This wasn't the worst thing to see. Thomas as a rookie appeared quicker and stronger than the average NFL interior lineman. He just needs to develop that killer instinct and learn to finish plays. There was hesitance, lack of commitment to a move or direction, and times where he stopped his feet mid rush. All things that can be worked on, though.
In addition to his power, Thomas' athleticism appeared to work better inside against interior lineman.
In this play against Indianapolis, defensive coordinator Robert Saleh had him twist with DeForest Buckner. Thomas' rare dexterity for his size in combination with his strength and leg drive beats center and 2016 first-rounder Ryan Kelly (#78). While Aaron Lynch records the big hit, Thomas is right there in Jacoby Brissett's face.

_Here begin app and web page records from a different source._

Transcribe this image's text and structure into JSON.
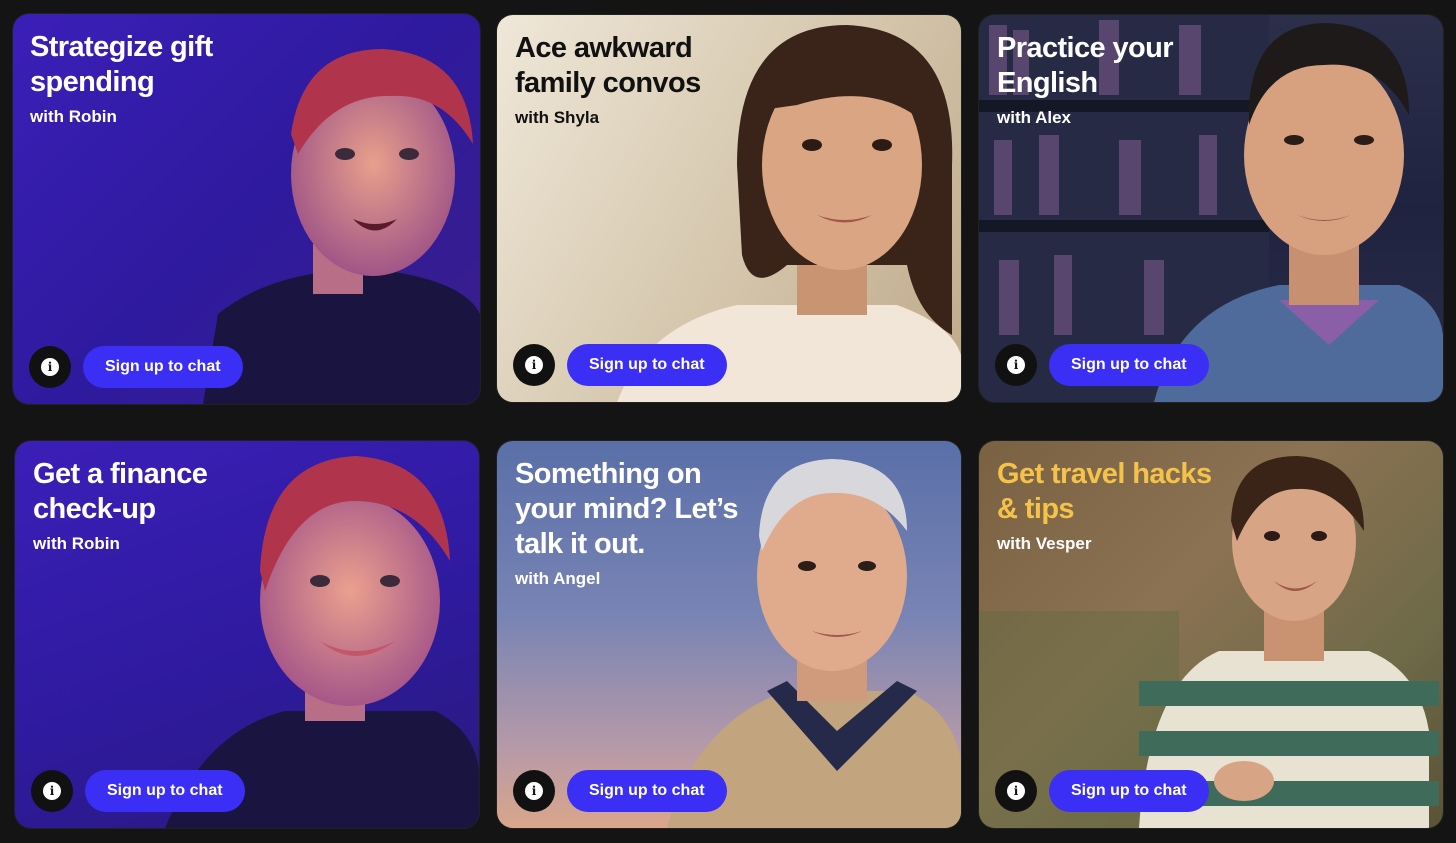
{
  "cards": [
    {
      "title_line1": "Strategize gift",
      "title_line2": "spending",
      "title_line3": "",
      "subtitle": "with Robin",
      "title_color": "#ffffff",
      "icon": "info-icon",
      "cta": "Sign up to chat"
    },
    {
      "title_line1": "Ace awkward",
      "title_line2": "family convos",
      "title_line3": "",
      "subtitle": "with Shyla",
      "title_color": "#111111",
      "icon": "info-icon",
      "cta": "Sign up to chat"
    },
    {
      "title_line1": "Practice your",
      "title_line2": "English",
      "title_line3": "",
      "subtitle": "with Alex",
      "title_color": "#ffffff",
      "icon": "info-icon",
      "cta": "Sign up to chat"
    },
    {
      "title_line1": "Get a finance",
      "title_line2": "check-up",
      "title_line3": "",
      "subtitle": "with Robin",
      "title_color": "#ffffff",
      "icon": "info-icon",
      "cta": "Sign up to chat"
    },
    {
      "title_line1": "Something on",
      "title_line2": "your mind? Let’s",
      "title_line3": "talk it out.",
      "subtitle": "with Angel",
      "title_color": "#ffffff",
      "icon": "info-icon",
      "cta": "Sign up to chat"
    },
    {
      "title_line1": "Get travel hacks",
      "title_line2": "& tips",
      "title_line3": "",
      "subtitle": "with Vesper",
      "title_color": "#f5c24a",
      "icon": "info-icon",
      "cta": "Sign up to chat"
    }
  ],
  "colors": {
    "page_bg": "#141414",
    "button": "#3b2ef5",
    "info_bg": "#111111"
  }
}
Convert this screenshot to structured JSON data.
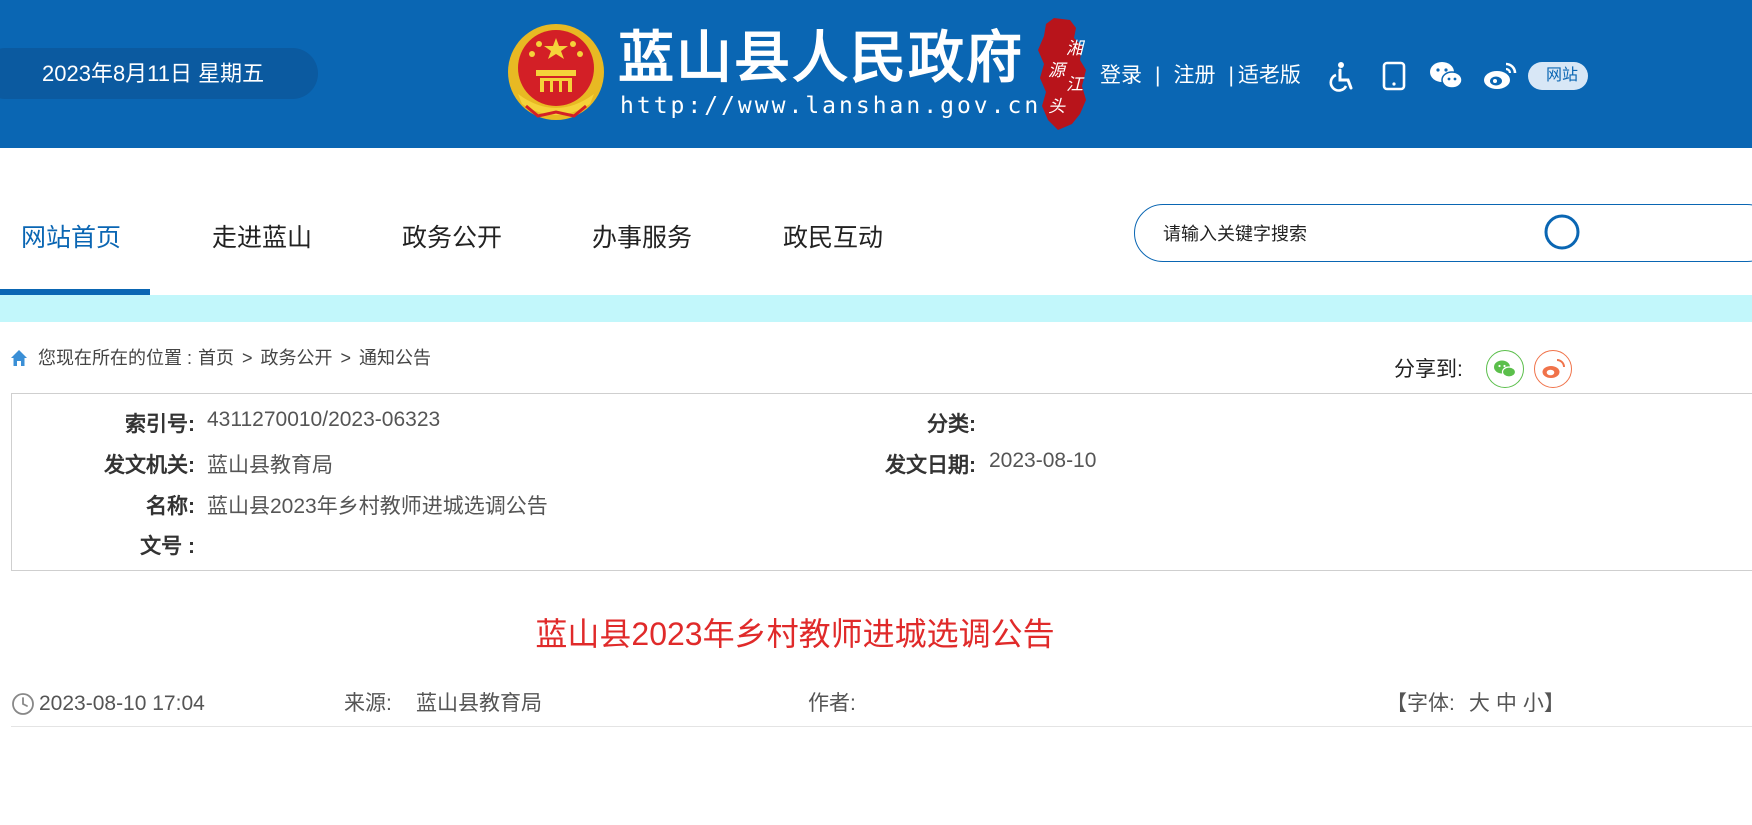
{
  "header": {
    "date": "2023年8月11日 星期五",
    "site_title": "蓝山县人民政府",
    "site_url": "http://www.lanshan.gov.cn",
    "seal_text": "湘江源头",
    "links": {
      "login": "登录",
      "register": "注册",
      "elderly": "适老版"
    },
    "sep1": "|",
    "sep2": "|",
    "pill_text": "网站",
    "icons": [
      "accessibility-icon",
      "tablet-icon",
      "wechat-icon",
      "weibo-icon"
    ],
    "colors": {
      "brand_blue": "#0a66b3",
      "seal_red": "#b8141b"
    }
  },
  "nav": {
    "items": [
      {
        "label": "网站首页",
        "active": true
      },
      {
        "label": "走进蓝山"
      },
      {
        "label": "政务公开"
      },
      {
        "label": "办事服务"
      },
      {
        "label": "政民互动"
      }
    ],
    "search_placeholder": "请输入关键字搜索"
  },
  "breadcrumb": {
    "prefix": "您现在所在的位置 :",
    "items": [
      "首页",
      "政务公开",
      "通知公告"
    ],
    "separator": ">"
  },
  "share": {
    "label": "分享到:"
  },
  "info": {
    "index_label": "索引号:",
    "index_value": "4311270010/2023-06323",
    "category_label": "分类:",
    "category_value": "",
    "issuer_label": "发文机关:",
    "issuer_value": "蓝山县教育局",
    "date_label": "发文日期:",
    "date_value": "2023-08-10",
    "name_label": "名称:",
    "name_value": "蓝山县2023年乡村教师进城选调公告",
    "docno_label": "文号 :",
    "docno_value": ""
  },
  "article": {
    "title": "蓝山县2023年乡村教师进城选调公告",
    "datetime": "2023-08-10 17:04",
    "source_label": "来源:",
    "source_value": "蓝山县教育局",
    "author_label": "作者:",
    "author_value": "",
    "font_size_label": "【字体:",
    "font_large": "大",
    "font_medium": "中",
    "font_small": "小】",
    "title_color": "#e02a2a"
  }
}
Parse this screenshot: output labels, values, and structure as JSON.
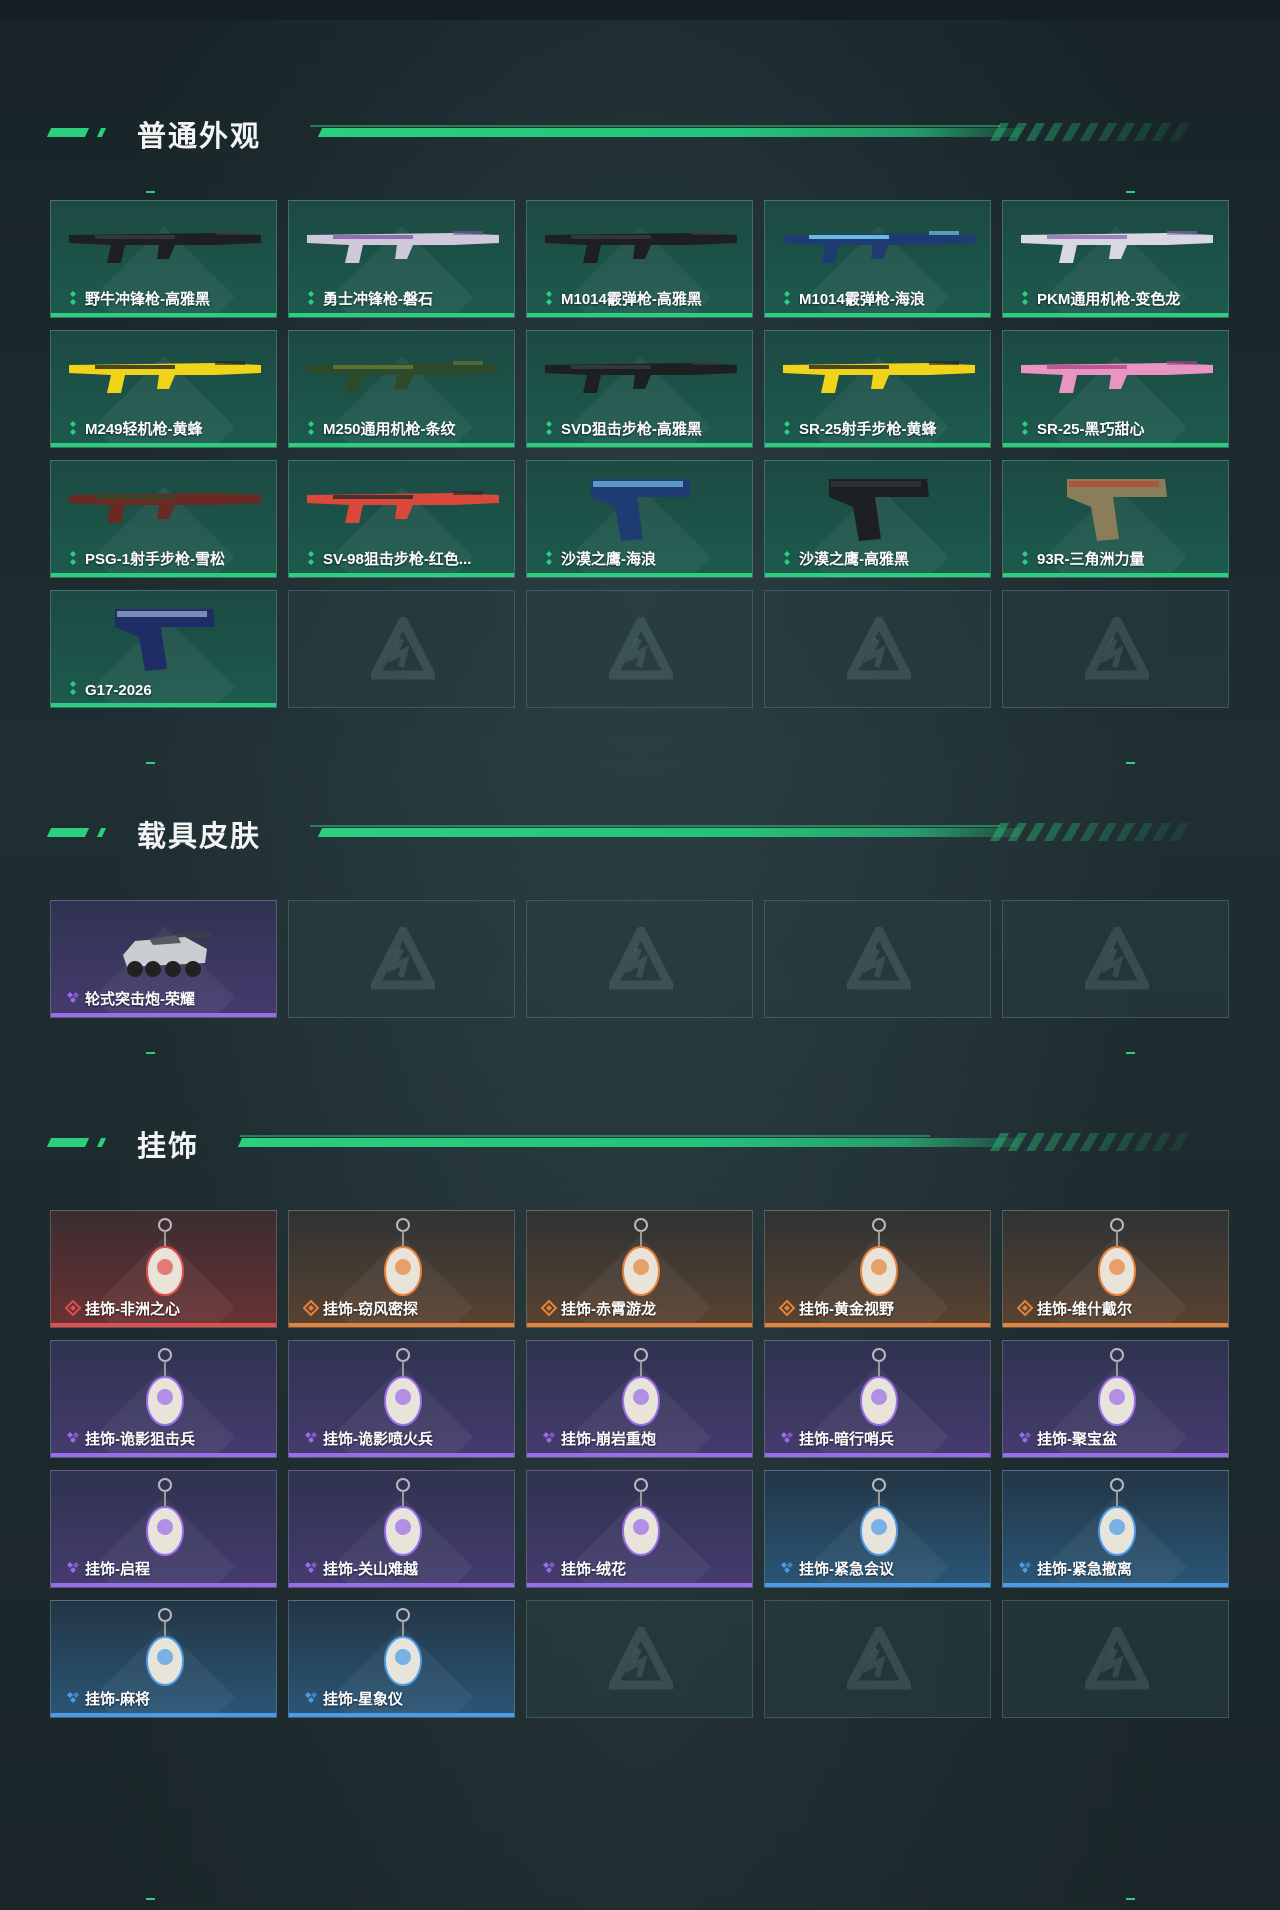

He's too quick and too strong for most IOL, and the twist or stunt is just another way he can be effectively deployed inside.
Like the play prior, when Thomas shot gaps, it led to pressures and hits on the QB. Here is another gap pressure, minus the twist. Thomas tucks his arm and throws his shoulder into the guard as he shoots the B gap. It's a Justin Smith-like move, and it works well for Thomas. He gets through quick, forces the incompletion and puts Russell Wilson on his back.
This next QB hit was caused by the confusion from Buckner and Dekoda Watson crossing. But, look how quickly Thomas gets in there to deliver a solid hit on Carson Wentz. He's not closed on the quarterback like that on edge snaps, even the ones he won.
In Week 17 at the Rams, two inside pass-rush snaps by Thomas led to sacks by the 49ers, including one with a fumble recovery.
On the first, he showed fast hands and light feet to deflect the initial engagement attempt by the guard, which he followed by occupying two offensive linemen on the play. With the RG-C taken up by Thomas, Cassius Marsh and DeForest Buckner, with favorable 1-on-1s, are both able to get home for the sack/fumble.
Thomas then has the awareness and quicks to peel off the double team and scoop the loose ball.
On the second, Thomas again shows a quick get-off, shooting the gap and pulling the guard out of the play. Elvis Dumervil (#58) crosses the face of the right tackle unblocked and comes in behind Thomas through the area vacated by the guard, and meets Marsh at the quarterback for a sack.
These two plays demonstrate how Thomas as an interior defender creates for others.
But he can also get after it himself. One of Thomas' three sacks on the season came from an inside pass-rush snap. In Week 4 against Arizona, he recovers after being redirected, and uses his athleticism to speed around the guard (#70) and finish off a falling Carson Palmer for his first career sack.
Thomas looks like he may have more upside as an interior pass rusher than as an edge rusher; at least enough promise to warrant more snaps in the future shading guards and centers. He just needs to work on shedding blocks and finishing. As a player off the snap right now, Thomas is advanced, and should only get better.
It was plain to see how disruptive he was when rushing from a 4, 3, 2, 1, or even 0-technique (anywhere between the inside shoulders of the offensive tackles). In those instances, Thomas worked quicker, looked stronger and was more likely to affect the pocket. His standout athletic traits as a defensive tackle looked to be far more effective against similarly-built interior linemen than lengthy tackles that tower over him and are accustomed to facing superior speed and flexibility.
Thomas simply matched up better inside. And forgive the cliché, but he really is that quintessential "phone booth" player.
His power was more effective, and he doesn't have to be nearly as flexible when rushing from an inside technique. Even when Saleh had him twist, or when he tried to get low/skinny and shoot a gap, it did not necessitate a full bend from Thomas. It was a lean at most.
So, with this small yet successful sample of interior snaps, it'll be interesting to see if the 49ers line up Thomas more inside on passing situations in the future.
Media courtesy Icon Sportswire